Adaptability was key and the front room is an example of this coming to life. Once designated as a formal sitting room, it has been re-envisioned as a multi-use space. By cutting out a large opening on the western wall, which has then been lined with a minimalist steel frame, the front room has been opened up as an extended arrival hall, but it also operates as a music room, study and library, adapting to whatever is needed for whoever is using it at the time. This front library room includes bespoke furniture pieces, evocative of an earlier function but interpreted for the present day. The new space also looks out to a tranquil water feature – an element that greets people and sets a calming tone.
In terms of materiality, simplicity and reductionism again are key. The floor elevates expectations for a heritage home from the very first moment of setting foot inside. Set in a honed limestone, the single floor finish creates a seamless plane, anchoring the entire project with a soft underfoot feeling.
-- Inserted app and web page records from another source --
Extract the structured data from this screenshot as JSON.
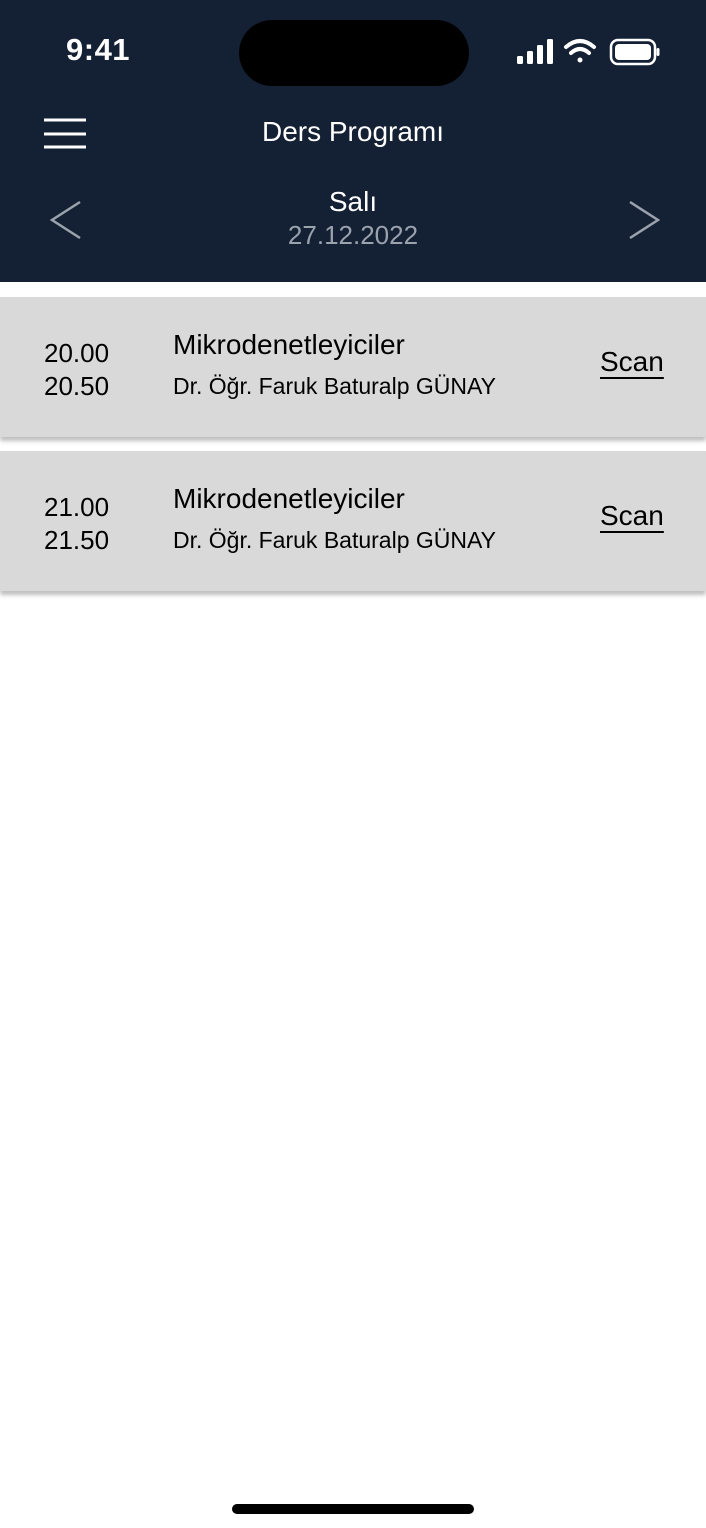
{
  "status_bar": {
    "time": "9:41",
    "icons": [
      "signal-icon",
      "wifi-icon",
      "battery-icon"
    ]
  },
  "header": {
    "title": "Ders Programı",
    "menu_icon": "hamburger-menu-icon",
    "prev_icon": "chevron-left-icon",
    "next_icon": "chevron-right-icon",
    "day_name": "Salı",
    "date": "27.12.2022"
  },
  "schedule": [
    {
      "start": "20.00",
      "end": "20.50",
      "course": "Mikrodenetleyiciler",
      "teacher": "Dr. Öğr. Faruk Baturalp GÜNAY",
      "action": "Scan"
    },
    {
      "start": "21.00",
      "end": "21.50",
      "course": "Mikrodenetleyiciler",
      "teacher": "Dr. Öğr. Faruk Baturalp GÜNAY",
      "action": "Scan"
    }
  ],
  "colors": {
    "header_bg": "#142033",
    "row_bg": "#d9d9d9",
    "date_text": "#9aa2ad",
    "text_primary": "#000000",
    "header_text": "#ffffff"
  }
}
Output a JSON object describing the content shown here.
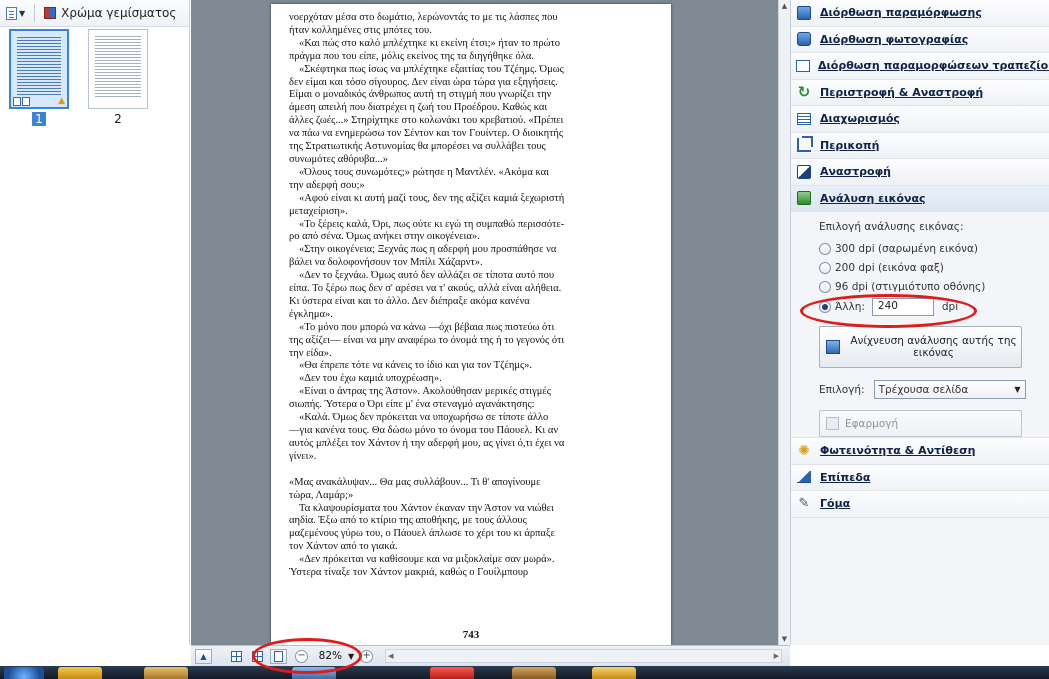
{
  "left_panel": {
    "fill_color_label": "Χρώμα γεμίσματος",
    "thumbnails": [
      {
        "number": "1",
        "selected": true
      },
      {
        "number": "2",
        "selected": false
      }
    ]
  },
  "document": {
    "paragraphs": [
      {
        "indent": false,
        "gap": false,
        "lines": [
          "νοερχόταν μέσα στο δωμάτιο, λερώνοντάς το με τις λάσπες που",
          "ήταν κολλημένες στις μπότες του."
        ]
      },
      {
        "indent": true,
        "gap": false,
        "lines": [
          "«Και πώς στο καλό μπλέχτηκε κι εκείνη έτσι;» ήταν το πρώτο",
          "πράγμα που του είπε, μόλις εκείνος της τα διηγήθηκε όλα."
        ]
      },
      {
        "indent": true,
        "gap": false,
        "lines": [
          "«Σκέφτηκα πως ίσως να μπλέχτηκε εξαιτίας του Τζέημς. Όμως",
          "δεν είμαι και τόσο σίγουρος. Δεν είναι ώρα τώρα για εξηγήσεις.",
          "Είμαι ο μοναδικός άνθρωπος αυτή τη στιγμή που γνωρίζει την",
          "άμεση απειλή που διατρέχει η ζωή του Προέδρου. Καθώς και",
          "άλλες ζωές...» Στηρίχτηκε στο κολωνάκι του κρεβατιού. «Πρέπει",
          "να πάω να ενημερώσω τον Σέντον και τον Γουίντερ. Ο διοικητής",
          "της Στρατιωτικής Αστυνομίας θα μπορέσει να συλλάβει τους",
          "συνωμότες αθόρυβα...»"
        ]
      },
      {
        "indent": true,
        "gap": false,
        "lines": [
          "«Όλους τους συνωμότες;» ρώτησε η Μαντλέν. «Ακόμα και",
          "την αδερφή σου;»"
        ]
      },
      {
        "indent": true,
        "gap": false,
        "lines": [
          "«Αφού είναι κι αυτή μαζί τους, δεν της αξίζει καμιά ξεχωριστή",
          "μεταχείριση»."
        ]
      },
      {
        "indent": true,
        "gap": false,
        "lines": [
          "«Το ξέρεις καλά, Όρι, πως ούτε κι εγώ τη συμπαθώ περισσότε-",
          "ρο από σένα. Όμως ανήκει στην οικογένεια»."
        ]
      },
      {
        "indent": true,
        "gap": false,
        "lines": [
          "«Στην οικογένεια; Ξεχνάς πως η αδερφή μου προσπάθησε να",
          "βάλει να δολοφονήσουν τον Μπίλι Χάζαρντ»."
        ]
      },
      {
        "indent": true,
        "gap": false,
        "lines": [
          "«Δεν το ξεχνάω. Όμως αυτό δεν αλλάζει σε τίποτα αυτό που",
          "είπα. Το ξέρω πως δεν σ' αρέσει να τ' ακούς, αλλά είναι αλήθεια.",
          "Κι ύστερα είναι και το άλλο. Δεν διέπραξε ακόμα κανένα",
          "έγκλημα»."
        ]
      },
      {
        "indent": true,
        "gap": false,
        "lines": [
          "«Το μόνο που μπορώ να κάνω —όχι βέβαια πως πιστεύω ότι",
          "της αξίζει— είναι να μην αναφέρω το όνομά της ή το γεγονός ότι",
          "την είδα»."
        ]
      },
      {
        "indent": true,
        "gap": false,
        "lines": [
          "«Θα έπρεπε τότε να κάνεις το ίδιο και για τον Τζέημς»."
        ]
      },
      {
        "indent": true,
        "gap": false,
        "lines": [
          "«Δεν του έχω καμιά υποχρέωση»."
        ]
      },
      {
        "indent": true,
        "gap": false,
        "lines": [
          "«Είναι ο άντρας της Άστον». Ακολούθησαν μερικές στιγμές",
          "σιωπής. Ύστερα ο Όρι είπε μ' ένα στεναγμό αγανάκτησης:"
        ]
      },
      {
        "indent": true,
        "gap": false,
        "lines": [
          "«Καλά. Όμως δεν πρόκειται να υποχωρήσω σε τίποτε άλλο",
          "—για κανένα τους. Θα δώσω μόνο το όνομα του Πάουελ. Κι αν",
          "αυτός μπλέξει τον Χάντον ή την αδερφή μου, ας γίνει ό,τι έχει να",
          "γίνει»."
        ]
      },
      {
        "indent": false,
        "gap": true,
        "lines": [
          "«Μας ανακάλυψαν... Θα μας συλλάβουν... Τι θ' απογίνουμε",
          "τώρα, Λαμάρ;»"
        ]
      },
      {
        "indent": true,
        "gap": false,
        "lines": [
          "Τα κλαψουρίσματα του Χάντον έκαναν την Άστον να νιώθει",
          "αηδία. Έξω από το κτίριο της αποθήκης, με τους άλλους",
          "μαζεμένους γύρω του, ο Πάουελ άπλωσε το χέρι του κι άρπαξε",
          "τον Χάντον από το γιακά."
        ]
      },
      {
        "indent": true,
        "gap": false,
        "lines": [
          "«Δεν πρόκειται να καθίσουμε και να μιξοκλαίμε σαν μωρά».",
          "Ύστερα τίναξε τον Χάντον μακριά, καθώς ο Γουίλμπουρ"
        ]
      }
    ],
    "page_number": "743"
  },
  "right_panel": {
    "items_top": [
      {
        "label": "Διόρθωση παραμόρφωσης",
        "icon": "deskew-icon"
      },
      {
        "label": "Διόρθωση φωτογραφίας",
        "icon": "photo-correction-icon"
      },
      {
        "label": "Διόρθωση παραμορφώσεων τραπεζίου",
        "icon": "trapezoid-icon"
      },
      {
        "label": "Περιστροφή & Αναστροφή",
        "icon": "rotate-icon"
      },
      {
        "label": "Διαχωρισμός",
        "icon": "split-icon"
      },
      {
        "label": "Περικοπή",
        "icon": "crop-icon"
      },
      {
        "label": "Αναστροφή",
        "icon": "invert-icon"
      },
      {
        "label": "Ανάλυση εικόνας",
        "icon": "resolution-icon"
      }
    ],
    "analysis": {
      "title": "Επιλογή ανάλυσης εικόνας:",
      "options": [
        {
          "label": "300 dpi (σαρωμένη εικόνα)",
          "checked": false
        },
        {
          "label": "200 dpi (εικόνα φαξ)",
          "checked": false
        },
        {
          "label": "96 dpi (στιγμιότυπο οθόνης)",
          "checked": false
        }
      ],
      "other_label": "Άλλη:",
      "other_value": "240",
      "other_unit": "dpi",
      "detect_button": "Ανίχνευση ανάλυσης αυτής της εικόνας",
      "selection_label": "Επιλογή:",
      "selection_value": "Τρέχουσα σελίδα",
      "apply_button": "Εφαρμογή"
    },
    "items_bottom": [
      {
        "label": "Φωτεινότητα & Αντίθεση",
        "icon": "brightness-icon"
      },
      {
        "label": "Επίπεδα",
        "icon": "levels-icon"
      },
      {
        "label": "Γόμα",
        "icon": "eraser-icon"
      }
    ]
  },
  "bottom_bar": {
    "zoom_value": "82%"
  }
}
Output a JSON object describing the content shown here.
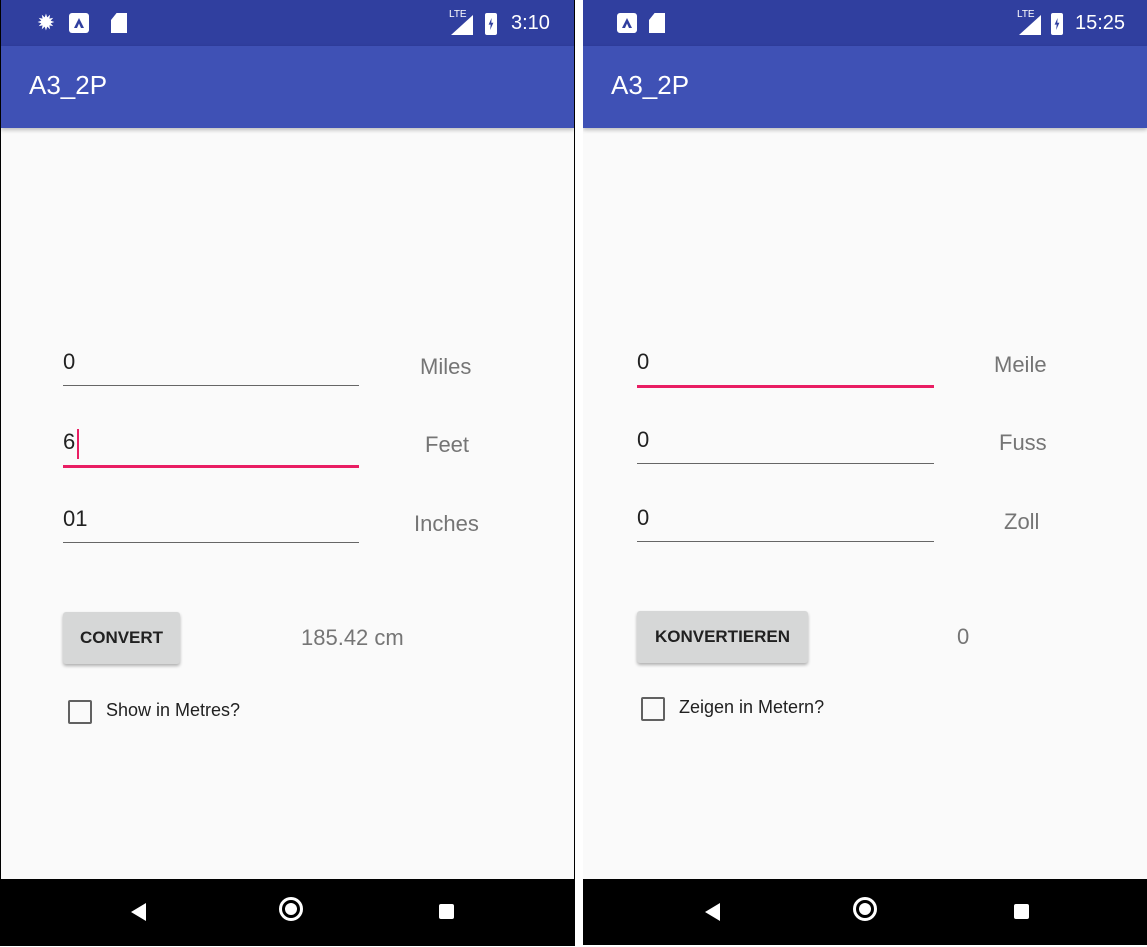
{
  "phones": {
    "en": {
      "status_bar": {
        "time": "3:10",
        "network": "LTE",
        "icons": [
          "gear-icon",
          "a-icon",
          "sd-card-icon",
          "signal-icon",
          "battery-icon"
        ]
      },
      "app_title": "A3_2P",
      "fields": [
        {
          "value": "0",
          "unit": "Miles"
        },
        {
          "value": "6",
          "unit": "Feet",
          "focused": true
        },
        {
          "value": "01",
          "unit": "Inches"
        }
      ],
      "convert_label": "CONVERT",
      "result": "185.42 cm",
      "checkbox_label": "Show in Metres?",
      "checkbox_checked": false
    },
    "de": {
      "status_bar": {
        "time": "15:25",
        "network": "LTE",
        "icons": [
          "a-icon",
          "sd-card-icon",
          "signal-icon",
          "battery-icon"
        ]
      },
      "app_title": "A3_2P",
      "fields": [
        {
          "value": "0",
          "unit": "Meile",
          "focused": true
        },
        {
          "value": "0",
          "unit": "Fuss"
        },
        {
          "value": "0",
          "unit": "Zoll"
        }
      ],
      "convert_label": "KONVERTIEREN",
      "result": "0",
      "checkbox_label": "Zeigen in Metern?",
      "checkbox_checked": false
    }
  },
  "colors": {
    "status_bar": "#303f9f",
    "app_bar": "#3f51b5",
    "accent": "#e91e63",
    "background": "#fafafa",
    "button": "#d6d7d7",
    "nav_bar": "#000000"
  },
  "nav_icons": [
    "back-icon",
    "home-icon",
    "recent-apps-icon"
  ]
}
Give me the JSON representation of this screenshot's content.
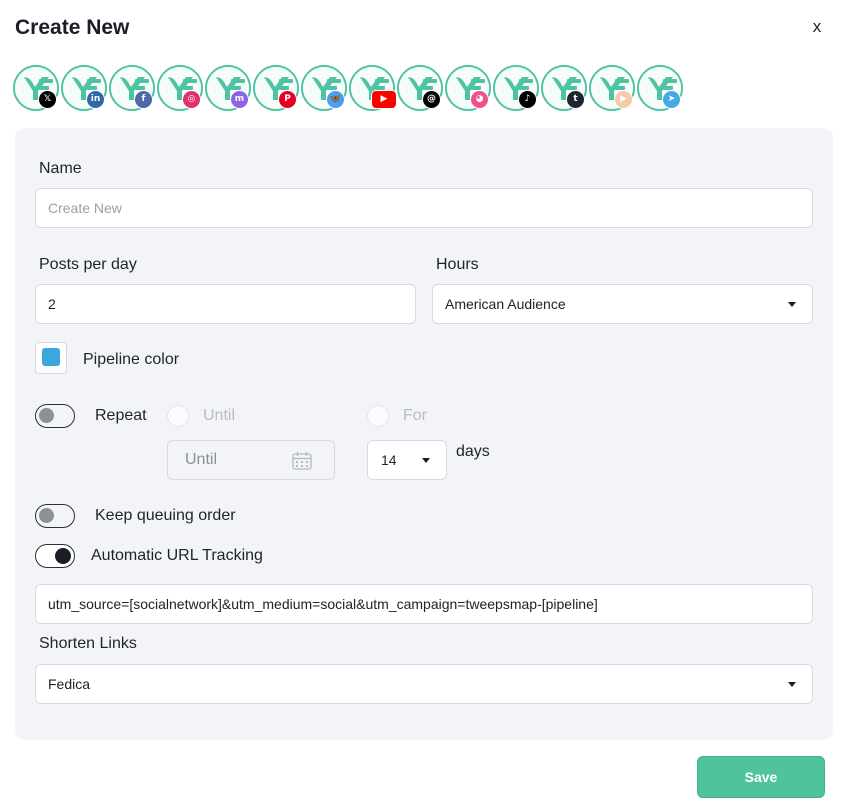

All extraneous elements have been hidden or screened, the two main devices being a ‘black box’ scullery and a storage wall that runs the length of the main living space integrating the aquarium, fireplace and TV, as well as general storage needs. Elements are then opened and used as needed, while mess can be simply shut away.
The studio addition is very much a modern interpretation of what can be seen in the laneway, there’s a consistent language.”
The external courtyard also follows a stripped back approach. The garden underwent a transformation with an out of place glazed pergola removed, as well as a line of conifer trees that were obscuring light to the living areas. Bluestone has been brought into the garden as stepped tiles, creating repetition with the zinc cladding on the carport and studio. The courtyard also provides space for the client’s passion of Japanese bonsai to be displayed, worked on, refined. All design elements spring from this as an anchor to the landscape and the views it affords.
The new garage and self-contained unit at the back of the site is very much a modern interpretation of the type of studios seen throughout the laneway, revitalising it through an adapted design language. The zinc clad building houses a two-car garage with laneway access, and a studio above, complete with bedroom, study and facilities to accommodate the client’s international guests.
Ultimately, this home provides sheltered respite for its inhabitants, while allowing them to feel connected to their surrounds, all while acknowledging the deeply embedded history of the home.
We took the clients on a journey of reduction.”
Read about artist Robert Owen, who created the sculptures in the hallway of this project.